The same is true when evaluating options and making choices in life. I’m constantly finding that once I go “in” on a hand, I am quickly confident enough to go All-In. If something is worth doing, it’s worth doing All-In.
Or said another way:
Dr. Abraham Maslow put self-actualization at the top of his hierarchy of needs. Plato encouraged Socrates to “Know Thyself.” In NYC, when crossing the street, it is should be “Know Thy Stride,” that just might be the difference between getting to the other side of the street and being a NYC Taxi and Limousine Commission statistic.
I am tall. I’m even taller on days when I wear my cowboy boots (or said another way, everyday.) I live in NYC and therefore my expectation of the speed for walking would look like running to others. As a result, my stride is longer than most. This can be hazardous when I am walking with someone through the city that is more vertically challenged, especially if they’re not used to the pace of the city that doesn’t sleep.
Knowing my stride allows me to get across neighborhood streets and avenues quickly. Knowing my stride gives me confidence when stepping off the curb at 23rd Street and 6th Ave in the middle of pedestrian rush hour with the Walk/Don’t Walk sign signaling that there is only 4 seconds left before aggressive cabbies stomp down on the gas and come flying through the crosswalk.
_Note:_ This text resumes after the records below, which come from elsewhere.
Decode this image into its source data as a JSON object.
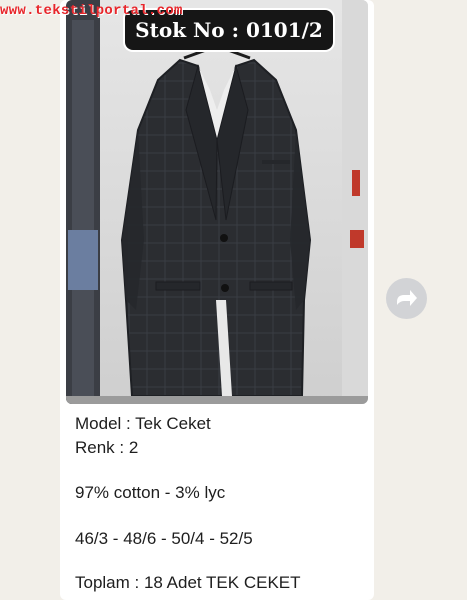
{
  "watermark": "www.tekstilportal.com",
  "badge": {
    "stock_no": "Stok No : 0101/2"
  },
  "photo": {
    "subject": "jacket-photo"
  },
  "caption": {
    "model": "Model : Tek Ceket",
    "color": "Renk : 2",
    "fabric": "97% cotton - 3% lyc",
    "sizes": "46/3 - 48/6 - 50/4 - 52/5",
    "total": "Toplam : 18 Adet TEK CEKET"
  },
  "actions": {
    "forward_icon": "forward-share-icon"
  },
  "colors": {
    "background": "#f2efe9",
    "card": "#ffffff",
    "badge": "#161616",
    "watermark": "#e8262b",
    "jacket": "#2b2d31",
    "forward_button": "#d2d3d6"
  }
}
Knowing my stride lets me take the risks that others with different strides might not.
The same can be said about life. Knowing your stride allows you to know how far you can stretch and how fast. It allows you to say yes to risks that you know you can outpace and say no with confidence to opportunities that you understand intuitively will end up with misaligned expectations and damage to everyone involved.
But, just like walking in NYC, you only learn the full extent of your stride by using it and pushing it to the limit.